I shared on Instagram recently a post that Gretchen Rubin had written (taking concepts from her book, The Happiness Project), entitled,
I've written a lot over the years about spending wisely, thoughtfully, holding back, slowing down, and really considering, "Do I want to spend money on this [insert item, service, etc. here]?" I still think that this line of thinking is crucial — a necessary counter to the bombardment of our culture towards buy-buy-buy.
But, Gretchen was tackling the question from a different angle: yes, being thoughtful; but, actually with a focus on the positives of actually spending the money.
One of the chapters in her The Happiness Project book is all about money, and I was particularly grabbed by the idea of "spending out".
You're familiar with the concept, certainly (if perhaps by another term): Instead of saving the elegant linens or personalized stationery for a special occasion, using them for any occasion!
"As part of my happiness project I wanted to stop hoarding, to trust in abundance, so that I could use things up, give things away, throw things away.

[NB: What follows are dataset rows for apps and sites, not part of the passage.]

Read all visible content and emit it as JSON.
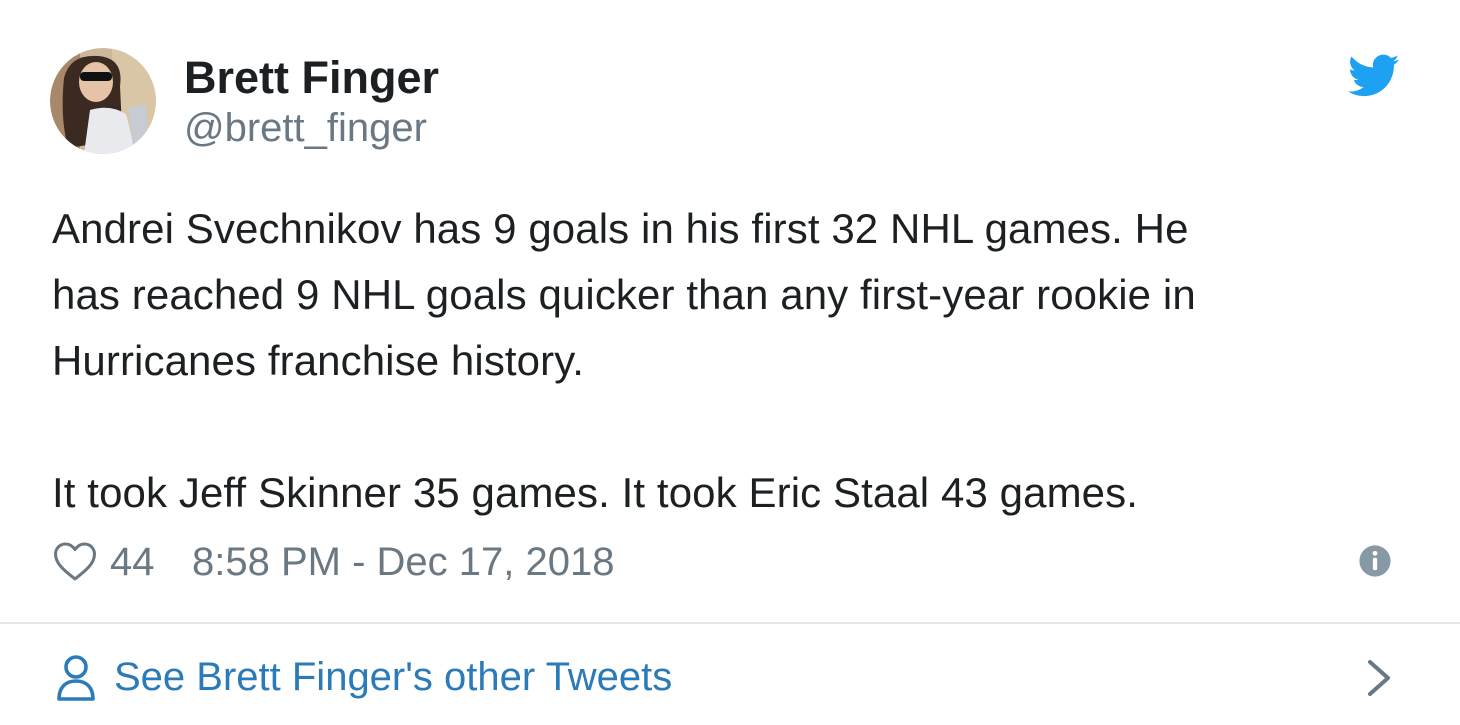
{
  "tweet": {
    "author": {
      "name": "Brett Finger",
      "handle": "@brett_finger"
    },
    "text": "Andrei Svechnikov has 9 goals in his first 32 NHL games. He\nhas reached 9 NHL goals quicker than any first-year rookie in\nHurricanes franchise history.\n\nIt took Jeff Skinner 35 games. It took Eric Staal 43 games.",
    "likes": "44",
    "timestamp": "8:58 PM - Dec 17, 2018"
  },
  "footer": {
    "link_text": "See Brett Finger's other Tweets"
  },
  "icons": {
    "brand": "twitter-bird-icon",
    "like": "heart-icon",
    "info": "info-icon",
    "profile": "person-icon",
    "next": "chevron-right-icon"
  },
  "colors": {
    "twitter_blue": "#1da1f2",
    "link_blue": "#2b7bb9",
    "muted_text": "#697882",
    "body_text": "#1c2022",
    "divider": "#e1e8ed"
  }
}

Not only that — I wanted to stop worrying so much about keeping score and profit and loss. I wanted to spend out."
There is a real freedom in the release of the scarcity mentality (I'm going to run out!), but I think it takes a big mental shift, too.

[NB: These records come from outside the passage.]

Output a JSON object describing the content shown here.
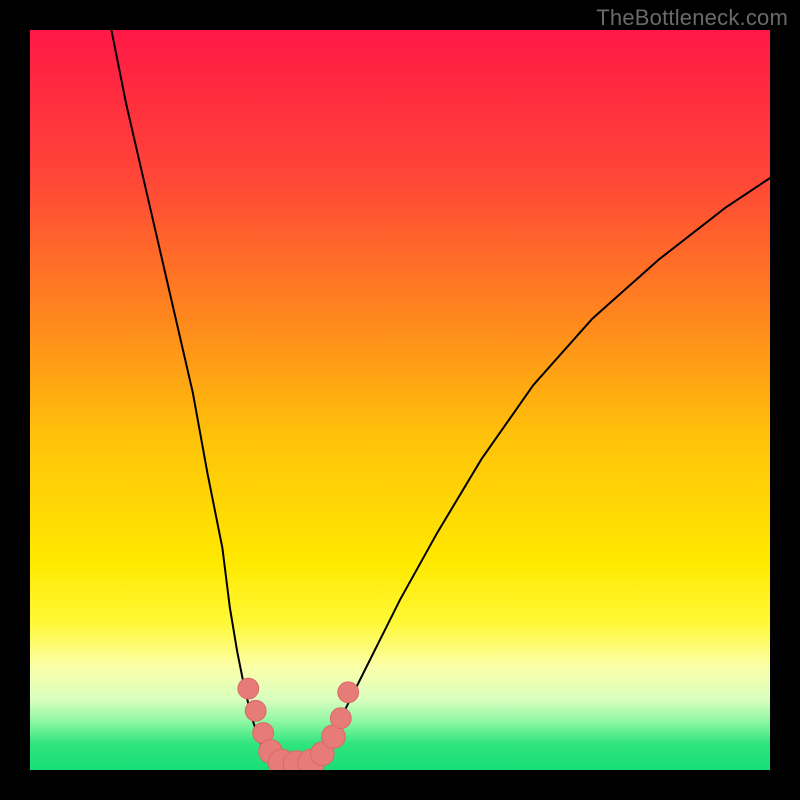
{
  "watermark": "TheBottleneck.com",
  "colors": {
    "frame": "#000000",
    "curve": "#000000",
    "marker_fill": "#e77b78",
    "marker_stroke": "#d86a66"
  },
  "chart_data": {
    "type": "line",
    "title": "",
    "xlabel": "",
    "ylabel": "",
    "xlim": [
      0,
      100
    ],
    "ylim": [
      0,
      100
    ],
    "grid": false,
    "legend": false,
    "background_gradient": {
      "orientation": "vertical",
      "stops": [
        {
          "offset": 0.0,
          "color": "#ff1846"
        },
        {
          "offset": 0.2,
          "color": "#ff4637"
        },
        {
          "offset": 0.4,
          "color": "#ff8b1c"
        },
        {
          "offset": 0.55,
          "color": "#ffc20a"
        },
        {
          "offset": 0.72,
          "color": "#ffe900"
        },
        {
          "offset": 0.8,
          "color": "#fff835"
        },
        {
          "offset": 0.86,
          "color": "#fbffa8"
        },
        {
          "offset": 0.905,
          "color": "#d9ffbf"
        },
        {
          "offset": 0.935,
          "color": "#8cf7a2"
        },
        {
          "offset": 0.965,
          "color": "#2fe47d"
        },
        {
          "offset": 1.0,
          "color": "#18df78"
        }
      ]
    },
    "series": [
      {
        "name": "left-branch",
        "x": [
          11,
          13,
          16,
          19,
          22,
          24,
          26,
          27,
          28,
          29,
          30,
          31,
          32,
          33
        ],
        "y": [
          100,
          90,
          77,
          64,
          51,
          40,
          30,
          22,
          16,
          11,
          7,
          4,
          2,
          1
        ]
      },
      {
        "name": "right-branch",
        "x": [
          38,
          39,
          41,
          43,
          46,
          50,
          55,
          61,
          68,
          76,
          85,
          94,
          100
        ],
        "y": [
          1,
          2,
          5,
          9,
          15,
          23,
          32,
          42,
          52,
          61,
          69,
          76,
          80
        ]
      }
    ],
    "floor_segment": {
      "x_start": 33,
      "x_end": 38,
      "y": 0.5
    },
    "markers": [
      {
        "x": 29.5,
        "y": 11,
        "r": 1.4
      },
      {
        "x": 30.5,
        "y": 8,
        "r": 1.4
      },
      {
        "x": 31.5,
        "y": 5,
        "r": 1.4
      },
      {
        "x": 32.5,
        "y": 2.5,
        "r": 1.6
      },
      {
        "x": 34.0,
        "y": 1.0,
        "r": 1.8
      },
      {
        "x": 36.0,
        "y": 0.8,
        "r": 1.8
      },
      {
        "x": 38.0,
        "y": 1.0,
        "r": 1.8
      },
      {
        "x": 39.5,
        "y": 2.2,
        "r": 1.6
      },
      {
        "x": 41.0,
        "y": 4.5,
        "r": 1.6
      },
      {
        "x": 42.0,
        "y": 7.0,
        "r": 1.4
      },
      {
        "x": 43.0,
        "y": 10.5,
        "r": 1.4
      }
    ]
  }
}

This was one of my main curiosities about Emily Teo's reflections on her family's travel life: how do you go from being so diligent with money (in your everyday life) to spending so much money?! (inevitable on vacation)
Her answer, and the answer from my budgeting system YNAB, is that having boundaries is actually for freedom's sake, not to be oppressed. Creating a budget line for vacation, or being more aware of your inflow/outflow isn't about creating a rule you have to follow, but more like opening up a sandbox in which you can play. An allowance to spend out without worrying about scarcity.
The concept of spending out is not just for fancy possessions, but can be applied to: ideas, energy, time, generosity... many things that we hold onto.
What do you think of the idea of "spending out"? Is this a mentality that comes to you naturally or is it super counter-personality (hands up, enneagram 5s 🙋). Share your thoughts below or email me email@example.com !
A few stories, as I parse through the complexities of privilege & justice…
We spent time visiting in Dhomina’s relatively large home. The space had been expanded to include a separate cooking space — built upon because of the income she earned making kantha for Basha, for us. Amazing!
I've shared my favourite reads in the past, and today I'm sharing some faves to cook.
This is not a cooking blog (obviously) and I haven't styled any plates or hired any food photographers. I am no expert, but I do cook great food. This assertion is not self-congratulatory! I have little (no) inherent skill and I attribute all of my good cooking to 1) other people's excellent recipes, 2) access to fresh, reliable, & varied food, and 3) time (ie. the time I currently have currently to cook AND the many years of practice).